There are very few actual and/or factual representations of the American institution of slavery and the all of its consequences. Specifically, the damage that it has caused to the Black family. There are hardly any studies regarding the impact that slavery has had on the descendants of the enslaved or the “legacy of slavery.” How much damage was done to Black people – or are we expected to believe that there was no damage done at all? How did the first generation of “freed” Blacks think, behave, feel, and believe about themselves? How was this connected to conditions of slavery? What did they teach their children? In addition, what was the society like and how did the overall society function?
In the context of the emancipation of the Black man and the end of slavery, it was not because American society had corrected itself and the value of Black people had risen above the culture that promoted and defined them as nothing more than property and less in value than an animal, especially a dog or horse (there were more laws on the books that protected animals than enslaved Blacks). The truth of the matter is that emancipation was motivated by a political reality that threatened to break the union and, in effect, destroy the concept of America. The end of slavery was a byproduct of the political reality, and the fact that there was no economic need for slavery. Racism and the oppression of Black people never subsided because the American culture is the “mind” that produced the oppression.
The traumatic experience of Black people in America has never ended, and continues to impact the Black community and Black family. Slavery was so damaging to the Black family because it has hijacked and redefined a deadly and dysfunctional socialization process for Black people. There is no getting around it. There are just too many anti-social behaviors evident today that are tied directly to the behaviors sustained in slavery. The culture and socialization process in place for Blacks today has been passed down from our ancestors as a conditioning to accept poverty as a way of life and inferiority as a mandate. The socialization process produces trauma on a daily basis and is primarily responsible for the predictors of addiction, conduct disorder and criminal behavior. Wrapped in the current Black culture is a whole host of acts of emotional, physical, and sexual abuse that we perpetuate against each other, all of which contribute to one’s negative self-image.
There was no reconciliation.
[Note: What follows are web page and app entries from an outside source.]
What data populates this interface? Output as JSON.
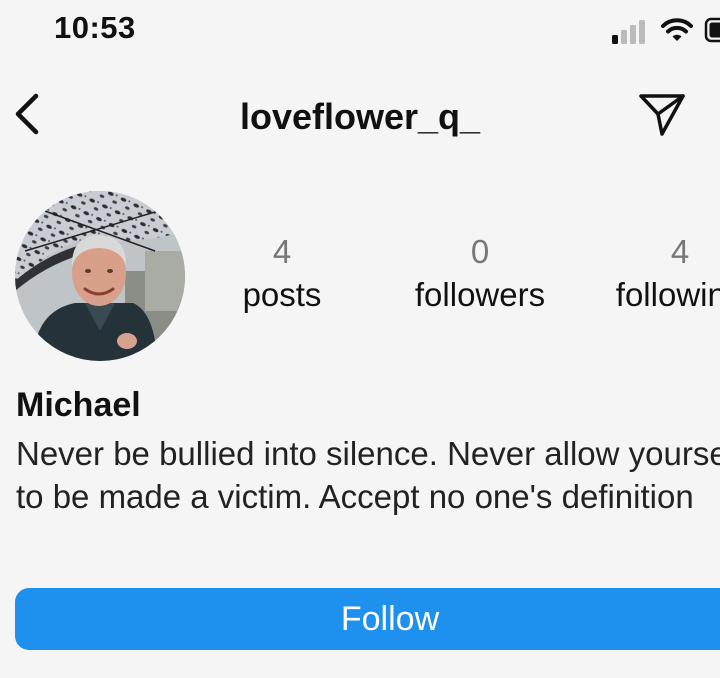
{
  "status_bar": {
    "time": "10:53",
    "icons": [
      "cellular-signal-icon",
      "wifi-icon",
      "battery-icon"
    ]
  },
  "header": {
    "username": "loveflower_q_",
    "back_icon": "chevron-left-icon",
    "share_icon": "paper-plane-icon"
  },
  "profile": {
    "avatar_icon": "avatar-photo",
    "stats": {
      "posts": {
        "count": "4",
        "label": "posts"
      },
      "followers": {
        "count": "0",
        "label": "followers"
      },
      "following": {
        "count": "4",
        "label": "following"
      }
    },
    "name": "Michael",
    "bio": "Never be bullied into silence. Never allow yourself to be made a victim. Accept no one's definition"
  },
  "actions": {
    "follow_label": "Follow"
  },
  "colors": {
    "background": "#f5f5f5",
    "accent": "#1e90ee",
    "muted_text": "#777777"
  }
}
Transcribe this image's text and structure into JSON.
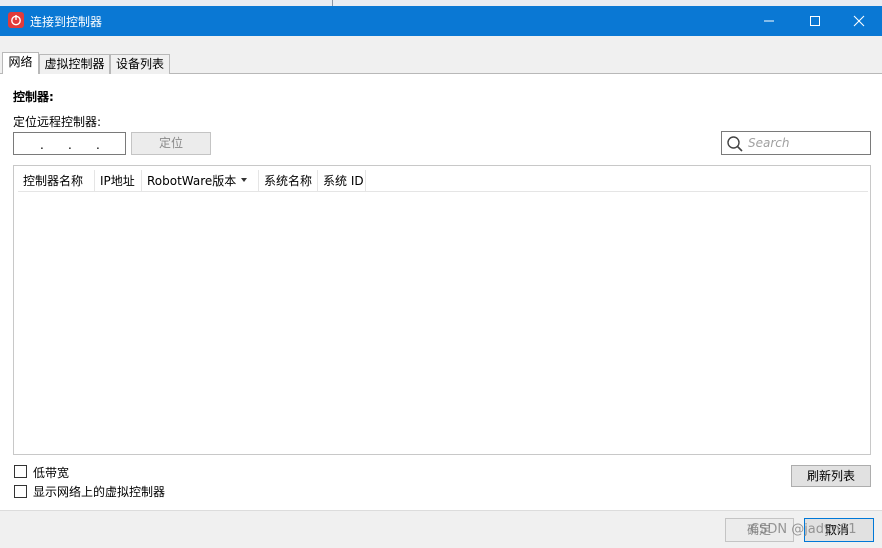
{
  "window": {
    "title": "连接到控制器",
    "controls": {
      "minimize_icon": "minimize-icon",
      "maximize_icon": "maximize-icon",
      "close_icon": "close-icon"
    }
  },
  "tabs": [
    {
      "label": "网络",
      "active": true
    },
    {
      "label": "虚拟控制器",
      "active": false
    },
    {
      "label": "设备列表",
      "active": false
    }
  ],
  "network": {
    "controller_heading": "控制器:",
    "locate_label": "定位远程控制器:",
    "ip_address": {
      "separator": "."
    },
    "locate_button": "定位",
    "search": {
      "placeholder": "Search",
      "icon": "search-icon"
    },
    "table": {
      "columns": [
        "控制器名称",
        "IP地址",
        "RobotWare版本",
        "系统名称",
        "系统 ID"
      ],
      "rows": []
    },
    "options": [
      {
        "label": "低带宽",
        "checked": false
      },
      {
        "label": "显示网络上的虚拟控制器",
        "checked": false
      }
    ],
    "refresh_button": "刷新列表"
  },
  "footer": {
    "ok_button": "确定",
    "cancel_button": "取消",
    "watermark": "CSDN @jadyn01"
  },
  "colors": {
    "titlebar": "#0a78d4",
    "app_icon": "#e13b3b"
  }
}
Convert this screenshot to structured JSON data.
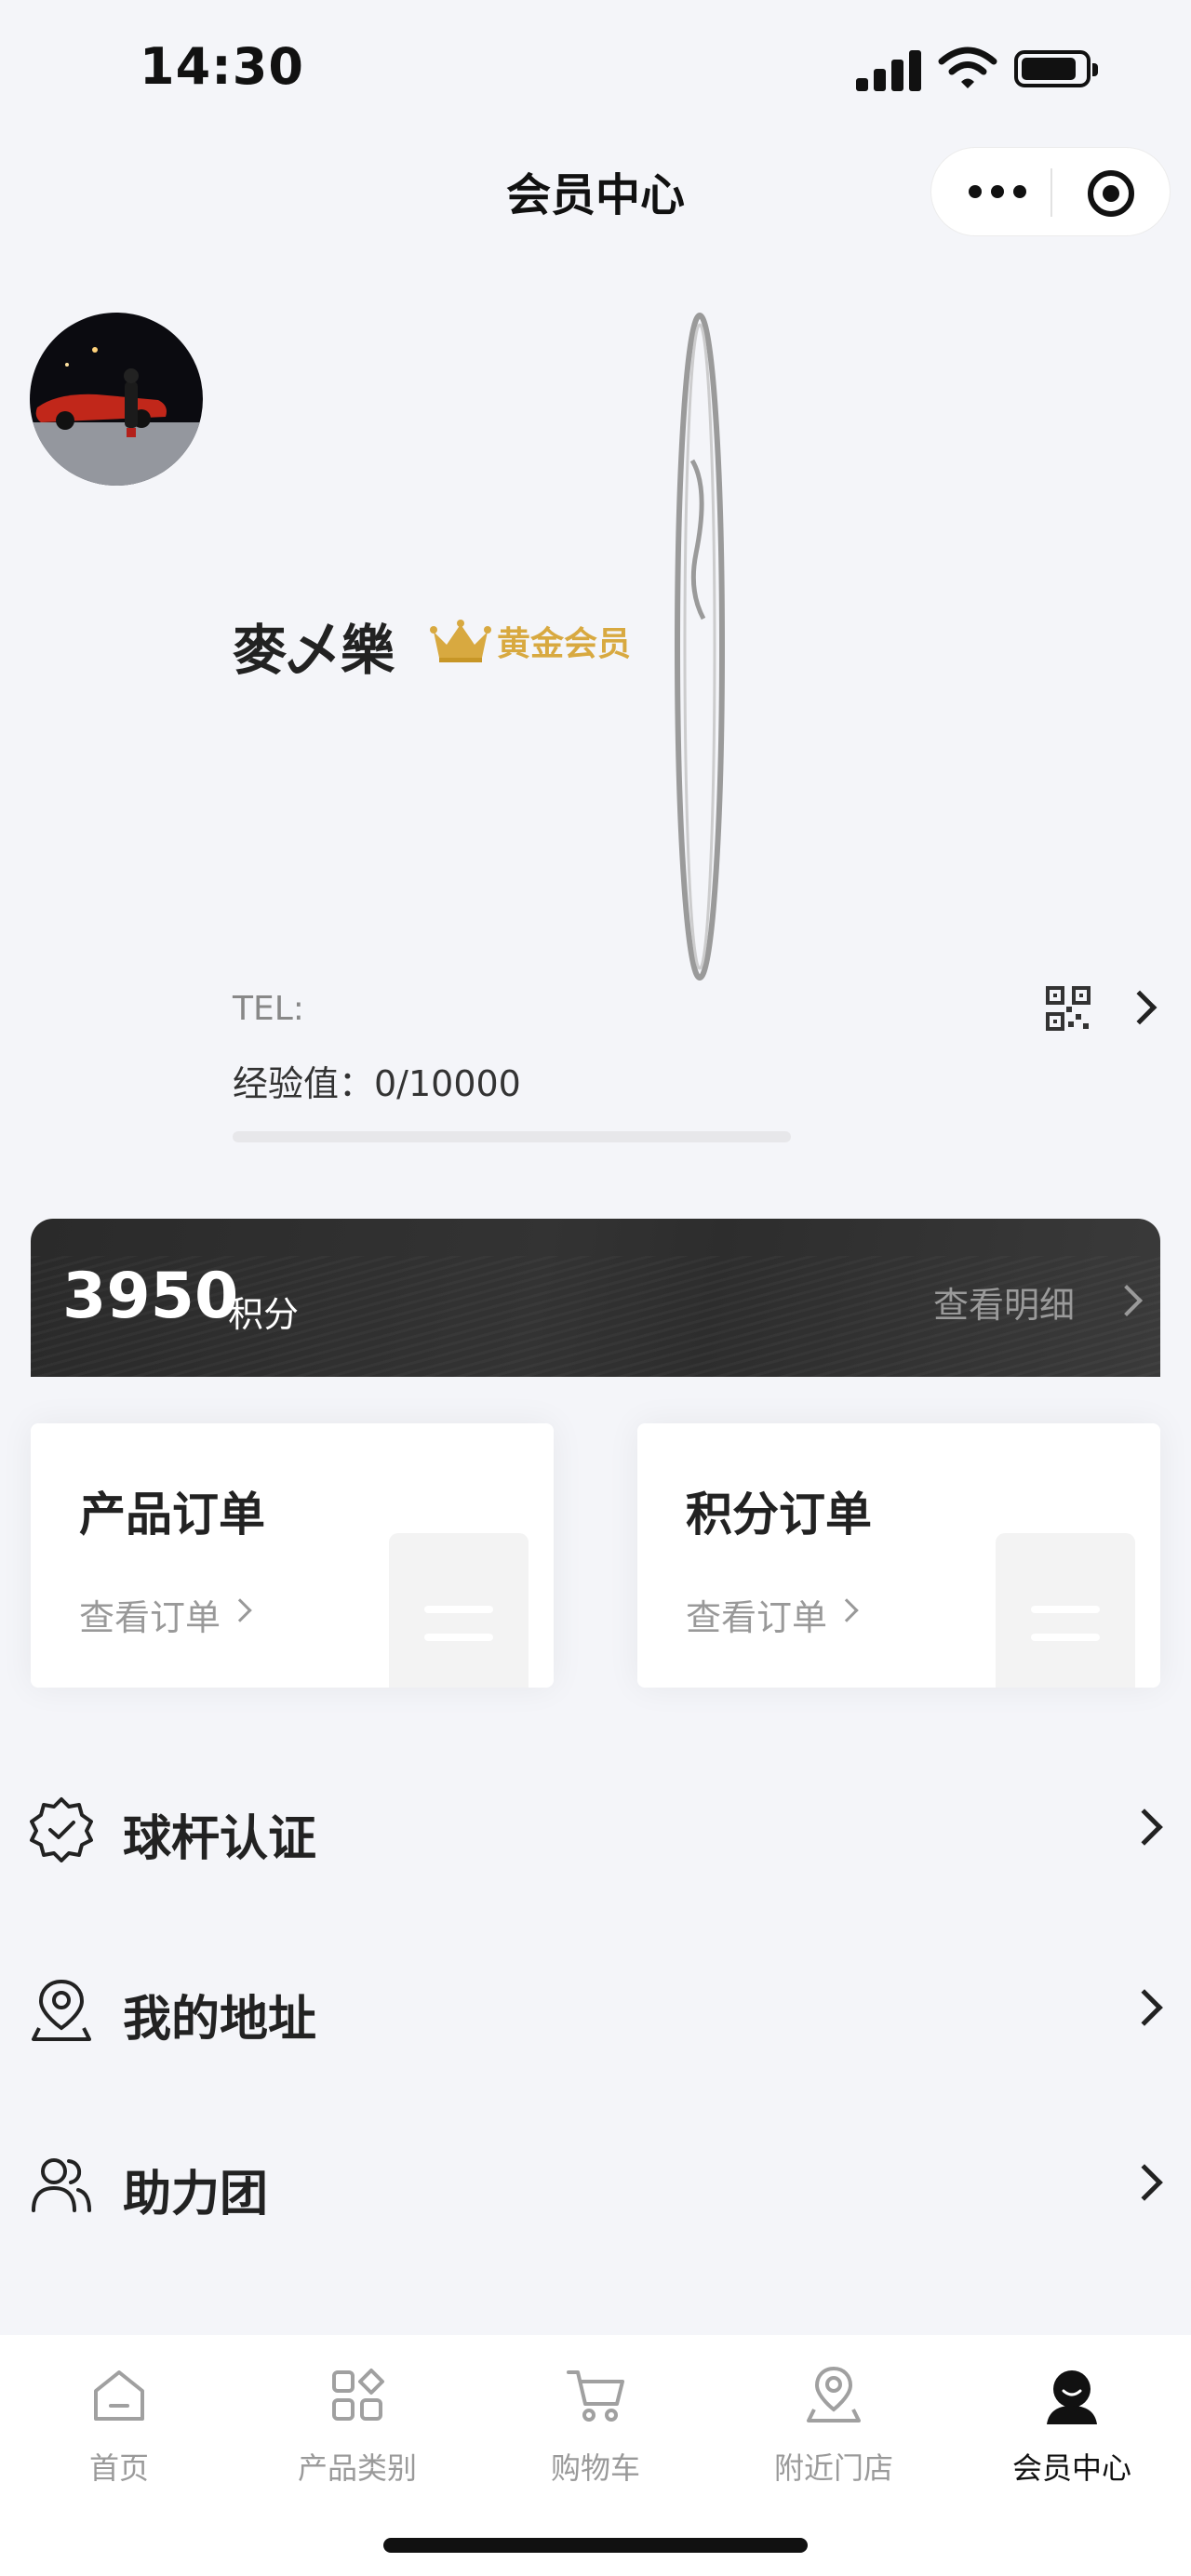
{
  "status_bar": {
    "time": "14:30"
  },
  "nav": {
    "title": "会员中心"
  },
  "profile": {
    "name": "麥乄樂",
    "badge": "黄金会员",
    "tel_label": "TEL:",
    "exp_text": "经验值：0/10000",
    "exp_progress": 0
  },
  "points": {
    "value": "3950",
    "unit": "积分",
    "detail_label": "查看明细"
  },
  "orders": [
    {
      "title": "产品订单",
      "link": "查看订单"
    },
    {
      "title": "积分订单",
      "link": "查看订单"
    }
  ],
  "menu": [
    {
      "label": "球杆认证",
      "icon": "verified-badge-icon"
    },
    {
      "label": "我的地址",
      "icon": "location-pin-icon"
    },
    {
      "label": "助力团",
      "icon": "users-icon"
    }
  ],
  "tabs": [
    {
      "label": "首页",
      "icon": "home-icon"
    },
    {
      "label": "产品类别",
      "icon": "category-grid-icon"
    },
    {
      "label": "购物车",
      "icon": "cart-icon"
    },
    {
      "label": "附近门店",
      "icon": "store-location-icon"
    },
    {
      "label": "会员中心",
      "icon": "member-icon",
      "active": true
    }
  ],
  "colors": {
    "gold": "#d8a940",
    "dark_card": "#2e2e2e",
    "background": "#f4f5f9"
  }
}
There was no apology. There was no acknowledgement of the massive wrongdoing perpetuated by both a legal and economic system, and a culture of racism and hate of the Black man. There was no reference to the physical and psychological harm experienced by the Black man through this horrific experience. Nearly nine million slaves were left to make the transition in the most hostile environments imaginable, but they did and they survived. There was no real effort orchestrated by the government to fully end slavery and to integrate Blacks into the American society. For the most part, Blacks remained outcasts. There was no treatment and as a result, the trauma has been passed down to subsequent generations.